The Mental Effects of Daylight Savings and Circadian Rhythm
Each spring, we move our clocks forward an hour, the change is known to cause disruptions to the body’s internal clock, also known as your circadian rhythm. Your circadian rhythm is what makes you feel tired and helps you wake up naturally. In fact, your sleep schedules are mostly based off of the 24 hour day and night cycle.
Daylight savings may throw off your internal clock, but it also may have significant effects on the body. Depending on your habits, it may be easier for some people to adjust to the time shift than others. The spring is a more difficult transition compared to the fall. According to the American Academy of Neurology, “Researchers found that the overall rate of ischemic stroke was 8 percent higher during the first two days after a daylight saving time transition. People with cancer were 25 percent more likely to have a stroke after daylight saving time than during another period. The risk was also higher for those over age 65, who were 20 percent more likely to have a stroke right after the transition.”
The following Monday after daylight savings, research has found that people get 40 minutes less sleep, which may lead to greater negative health effects in the following days.
Here are a few ways to cope and transition into the new daylight schedule:
- Don't consume caffeine at least 6-8 hours before bedtime
- Eat dinner a few hours before bedtime

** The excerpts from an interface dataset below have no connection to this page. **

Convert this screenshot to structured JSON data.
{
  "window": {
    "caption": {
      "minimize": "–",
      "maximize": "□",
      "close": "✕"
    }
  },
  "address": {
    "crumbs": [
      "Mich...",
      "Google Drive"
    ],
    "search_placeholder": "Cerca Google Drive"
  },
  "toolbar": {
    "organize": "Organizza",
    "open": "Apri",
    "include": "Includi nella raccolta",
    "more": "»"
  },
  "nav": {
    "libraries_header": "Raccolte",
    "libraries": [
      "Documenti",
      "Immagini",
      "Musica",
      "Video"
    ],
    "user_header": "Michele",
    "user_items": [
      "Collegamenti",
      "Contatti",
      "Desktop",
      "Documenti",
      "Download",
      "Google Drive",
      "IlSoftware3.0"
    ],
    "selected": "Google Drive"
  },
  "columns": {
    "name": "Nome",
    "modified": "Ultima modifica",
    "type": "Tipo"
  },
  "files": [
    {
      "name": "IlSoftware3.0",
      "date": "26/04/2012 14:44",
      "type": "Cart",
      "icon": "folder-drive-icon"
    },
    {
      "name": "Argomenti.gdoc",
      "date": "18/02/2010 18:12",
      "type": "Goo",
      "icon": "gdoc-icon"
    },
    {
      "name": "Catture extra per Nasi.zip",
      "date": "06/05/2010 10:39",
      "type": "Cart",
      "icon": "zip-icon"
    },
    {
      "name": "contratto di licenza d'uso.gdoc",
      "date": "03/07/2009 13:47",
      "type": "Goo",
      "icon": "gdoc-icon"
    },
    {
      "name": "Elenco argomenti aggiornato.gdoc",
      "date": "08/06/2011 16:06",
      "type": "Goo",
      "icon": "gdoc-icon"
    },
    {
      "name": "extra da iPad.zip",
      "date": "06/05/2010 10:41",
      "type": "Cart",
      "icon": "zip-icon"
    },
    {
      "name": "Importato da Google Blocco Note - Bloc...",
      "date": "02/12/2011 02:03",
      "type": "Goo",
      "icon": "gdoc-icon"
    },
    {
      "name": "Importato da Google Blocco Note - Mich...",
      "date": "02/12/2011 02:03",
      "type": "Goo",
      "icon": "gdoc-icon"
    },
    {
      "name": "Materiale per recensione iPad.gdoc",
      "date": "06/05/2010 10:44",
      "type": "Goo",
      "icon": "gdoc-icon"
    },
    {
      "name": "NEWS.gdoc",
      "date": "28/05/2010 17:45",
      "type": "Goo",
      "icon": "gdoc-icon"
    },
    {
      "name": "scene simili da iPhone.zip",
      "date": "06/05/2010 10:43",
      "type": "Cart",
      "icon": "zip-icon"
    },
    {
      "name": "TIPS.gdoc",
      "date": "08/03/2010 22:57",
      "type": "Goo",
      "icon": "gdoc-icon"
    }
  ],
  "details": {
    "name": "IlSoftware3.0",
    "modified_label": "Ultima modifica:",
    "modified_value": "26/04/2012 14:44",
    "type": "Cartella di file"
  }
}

- Aim for seven to nine hours of sleep
- Dim your lights closer to bedtime to encourage melatonin production, which helps you fall asleep
- Avoid using your smart phone or watching television around bedtime, as the blue light from screens may affect your ability to sleep
While daylight savings is a time of transition for our bodies, it too is one of our key markers that spring is just around the corner!